Published in blog.hemmings.com

2018 Chevrolet Camaro ZL1 1LE. Photo courtesy Chevrolet.

Chevy’s top Camaro–the ZL1 1LE–will offer an optional paddle-shifted 10-speed automatic transmission starting late this month.

The division is hoping this will be a win for the Camaro, which has seen sales slide annually since its 2015 redesign; Chevrolet claims that 80 percent of all Camaro sales are automatic. Other comparable high-performance models from Detroit makers, like the Dodge Demon and Ford’s upcoming Shelby GT500, are also automatic-only propositions.
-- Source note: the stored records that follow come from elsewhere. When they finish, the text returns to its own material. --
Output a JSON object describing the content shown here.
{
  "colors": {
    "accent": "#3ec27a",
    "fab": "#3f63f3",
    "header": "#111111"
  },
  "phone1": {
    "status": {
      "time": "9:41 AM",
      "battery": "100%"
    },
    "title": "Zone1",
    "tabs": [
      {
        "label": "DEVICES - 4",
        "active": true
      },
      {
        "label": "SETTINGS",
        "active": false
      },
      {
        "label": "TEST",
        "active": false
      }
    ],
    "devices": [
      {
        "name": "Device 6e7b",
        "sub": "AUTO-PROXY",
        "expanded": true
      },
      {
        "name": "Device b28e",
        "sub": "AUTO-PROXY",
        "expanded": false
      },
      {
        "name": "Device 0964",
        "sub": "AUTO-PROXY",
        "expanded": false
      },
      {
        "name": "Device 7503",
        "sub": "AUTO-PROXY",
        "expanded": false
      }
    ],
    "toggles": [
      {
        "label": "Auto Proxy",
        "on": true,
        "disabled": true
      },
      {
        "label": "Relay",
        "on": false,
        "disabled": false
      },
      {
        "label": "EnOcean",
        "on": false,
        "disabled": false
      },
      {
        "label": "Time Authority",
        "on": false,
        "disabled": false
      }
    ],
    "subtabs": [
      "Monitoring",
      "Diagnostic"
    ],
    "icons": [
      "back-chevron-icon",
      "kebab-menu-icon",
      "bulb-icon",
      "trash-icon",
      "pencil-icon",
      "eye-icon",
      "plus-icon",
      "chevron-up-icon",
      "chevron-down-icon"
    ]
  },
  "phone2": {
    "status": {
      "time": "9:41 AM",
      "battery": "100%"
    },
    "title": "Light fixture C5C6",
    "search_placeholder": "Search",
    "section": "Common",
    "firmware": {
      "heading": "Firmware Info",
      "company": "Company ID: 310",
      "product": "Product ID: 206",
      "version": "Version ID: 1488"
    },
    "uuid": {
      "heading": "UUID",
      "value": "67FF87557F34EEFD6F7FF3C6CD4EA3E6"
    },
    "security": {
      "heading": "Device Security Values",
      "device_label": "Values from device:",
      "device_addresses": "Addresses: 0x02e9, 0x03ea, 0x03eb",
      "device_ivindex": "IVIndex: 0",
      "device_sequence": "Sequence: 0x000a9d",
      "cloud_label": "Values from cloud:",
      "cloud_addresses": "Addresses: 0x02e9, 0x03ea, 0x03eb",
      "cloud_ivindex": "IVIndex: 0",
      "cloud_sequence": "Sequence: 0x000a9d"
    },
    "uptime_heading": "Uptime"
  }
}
For those whose hearts have sunk at the idea of an automatic high-performance Camaro, consider two things. First, it’s an option: It will cost an additional $1,595, on top of the $7500 ZL1 1LE package. A six-speed manual will still be the default transmission choice. Also, Chevy claims that the automatic offers a half-second improvement over the six-speed stick around its 2.9-mile Milford, Michigan course. That’s right, the automatic is said to be faster on track. On longer tracks, like the Nürburgring’s 12.9-mile Nordschleife, the automatic Chevy should easily best the 7:16:04 set by a six-speed ZL1 1LE in the summer of 2017.

The ZL1 1LE more than just an engine package, although its 650-horsepower LT4 V8 engine plays a significant part. But the ZL1 1LE sports a carbon-fiber rear wing, plus air deflectors and dive planes on the front fascia to help it stick. Adjustable suspension includes Multimatic DSSV® (Dynamic Suspension Spool Valve) dampers front and rear, with camber plates for completely adjustable front-end height; the rear sway bar offers three-way adjustability. Wider (but smaller-diameter) wheels and Goodyear Eagle F1 Supercar 3R tires offer 10 percent more footprint and 3.3 fewer pounds of unsprung weight per corner. And finally, lighter wheels, a thinner-gauge rear window, and a fixed rear seatback contribute to a 60-pound weight savings.